OCR issues “Dear Colleague Letter” Stating Schools Should Ensure Disabled Students Have Access to Extracurricular Activities
The USA Today reports that the United States Department of Education’s Office for Civil Rights (OCR) has sent a letter to school officials across the United States informing school districts that they must give disabled students equal access to extracurricular activities. The letter issued by ED’s Acting Assistant Secretary for Civil Rights Seth Galanter states schools should provide “reasonable modifications” to allow disabled students to participate – for instance, providing a deaf track athlete with a flashing light that goes off simultaneously with the starter pistol that others hear.
Kirk Bauer, Executive Director of Disabled Sports USA, applauded OCR’s action, noting 12 states require school sports programs to accommodate disabled students, and that now, other administrators “will start focusing on ways to provide those opportunities” to students who have a disability. “It’s really affording them access to terrific social situations that will hopefully break down some of the barriers and discrimination we’ve seen in the past,” said Lindsay Jones of the Council for Exceptional Children.
The letter comes two-and-a-half years after a 2010 Government Accountability Office (GAO) investigation that found students with disabilities participated in athletics “at consistently lower rates than students without disabilities.” The report was historic, disabilities rights advocates say, because for the first time it put firm statistics behind what they’d been saying for years.
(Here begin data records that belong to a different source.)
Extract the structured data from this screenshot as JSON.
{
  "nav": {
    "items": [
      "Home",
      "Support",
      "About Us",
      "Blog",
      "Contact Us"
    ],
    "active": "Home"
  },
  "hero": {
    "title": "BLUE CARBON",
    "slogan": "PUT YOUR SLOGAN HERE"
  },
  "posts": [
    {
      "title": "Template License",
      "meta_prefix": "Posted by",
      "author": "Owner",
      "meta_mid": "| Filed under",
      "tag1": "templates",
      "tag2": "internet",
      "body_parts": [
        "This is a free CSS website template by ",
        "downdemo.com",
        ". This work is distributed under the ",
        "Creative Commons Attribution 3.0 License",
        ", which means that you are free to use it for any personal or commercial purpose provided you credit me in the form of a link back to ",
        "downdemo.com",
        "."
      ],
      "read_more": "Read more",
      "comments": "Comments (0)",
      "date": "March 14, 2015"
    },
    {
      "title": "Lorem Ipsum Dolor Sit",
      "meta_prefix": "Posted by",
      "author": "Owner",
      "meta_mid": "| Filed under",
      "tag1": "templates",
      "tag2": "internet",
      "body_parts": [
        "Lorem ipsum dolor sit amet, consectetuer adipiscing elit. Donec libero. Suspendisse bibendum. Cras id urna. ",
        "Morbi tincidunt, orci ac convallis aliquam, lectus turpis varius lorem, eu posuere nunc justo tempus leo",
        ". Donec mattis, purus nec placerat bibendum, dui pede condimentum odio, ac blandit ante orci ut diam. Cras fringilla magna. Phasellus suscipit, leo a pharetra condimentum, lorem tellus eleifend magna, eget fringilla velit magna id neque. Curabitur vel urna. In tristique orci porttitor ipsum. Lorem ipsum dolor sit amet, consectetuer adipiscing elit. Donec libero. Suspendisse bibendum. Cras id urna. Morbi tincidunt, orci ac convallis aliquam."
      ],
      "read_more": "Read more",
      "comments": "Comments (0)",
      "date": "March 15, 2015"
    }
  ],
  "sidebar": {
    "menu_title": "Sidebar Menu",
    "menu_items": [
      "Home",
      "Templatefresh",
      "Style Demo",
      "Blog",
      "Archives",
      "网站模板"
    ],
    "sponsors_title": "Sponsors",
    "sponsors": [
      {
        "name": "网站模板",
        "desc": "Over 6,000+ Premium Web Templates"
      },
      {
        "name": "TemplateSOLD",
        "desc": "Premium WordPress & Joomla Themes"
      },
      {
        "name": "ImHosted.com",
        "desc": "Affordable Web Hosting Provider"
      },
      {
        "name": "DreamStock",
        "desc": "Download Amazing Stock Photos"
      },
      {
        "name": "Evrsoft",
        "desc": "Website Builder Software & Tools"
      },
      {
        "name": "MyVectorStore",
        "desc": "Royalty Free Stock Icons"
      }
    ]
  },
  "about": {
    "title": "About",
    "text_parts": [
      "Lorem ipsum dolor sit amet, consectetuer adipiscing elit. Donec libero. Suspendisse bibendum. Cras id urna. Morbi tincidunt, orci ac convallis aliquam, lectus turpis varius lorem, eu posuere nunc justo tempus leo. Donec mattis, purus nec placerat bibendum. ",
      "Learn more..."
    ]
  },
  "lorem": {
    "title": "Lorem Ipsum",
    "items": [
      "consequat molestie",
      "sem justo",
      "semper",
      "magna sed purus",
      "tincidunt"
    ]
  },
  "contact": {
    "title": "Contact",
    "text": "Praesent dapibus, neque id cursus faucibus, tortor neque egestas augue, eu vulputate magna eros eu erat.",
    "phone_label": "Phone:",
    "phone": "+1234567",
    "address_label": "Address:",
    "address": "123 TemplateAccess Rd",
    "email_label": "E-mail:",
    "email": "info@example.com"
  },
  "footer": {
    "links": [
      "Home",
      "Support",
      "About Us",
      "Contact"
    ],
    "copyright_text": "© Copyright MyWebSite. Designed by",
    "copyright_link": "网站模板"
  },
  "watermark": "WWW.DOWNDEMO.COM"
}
The report said the Obama administration had given schools “little information or guidance on (physical education) or extracurricular athletics for students with disabilities.”
Source: USA Today, 1/25/13, By Greg Toppo
[Editor's Note: Additional information from the NSBA will be forthcoming, so stay tuned.
OCR's January 25, 2013 Dear Colleague Letter (DCL) states: "A school district’s legal obligation to comply with Section 504 and the Department’s regulations supersedes any rule of any association, organization, club, or league that would render a student ineligible to participate, or limit the eligibility of a student to participate, in any aid, benefit, or service on the basis of disability."
The DCL also warns school officials against acting on stereotypes and generalizations:
A school district may not operate its program or activity on the basis of generalizations, assumptions, prejudices, or stereotypes about disability generally, or specific disabilities in particular. A school district also may not rely on generalizations about what students with a type of disability are capable of—one student with a certain type of disability may not be able to play a certain type of sport, but another student with the same disability may be able to play that sport.
In May 2012, Legal Clips summarized an article in the Chicago Sun-Times reporting that Illinois Attorney General Lisa Madigan has filed suit in federal court, seeking to make it possible for student-athletes with disabilities to compete in future Illinois High School Association (IHSA) state meets. The suit asked for an injunction ordering IHSA “to cease unlawful discrimination against athletes with disabilities,” and to create more opportunities for athletes with disabilities by setting state-qualifying standards for those athletes in individual sports, including swimming and track and field.]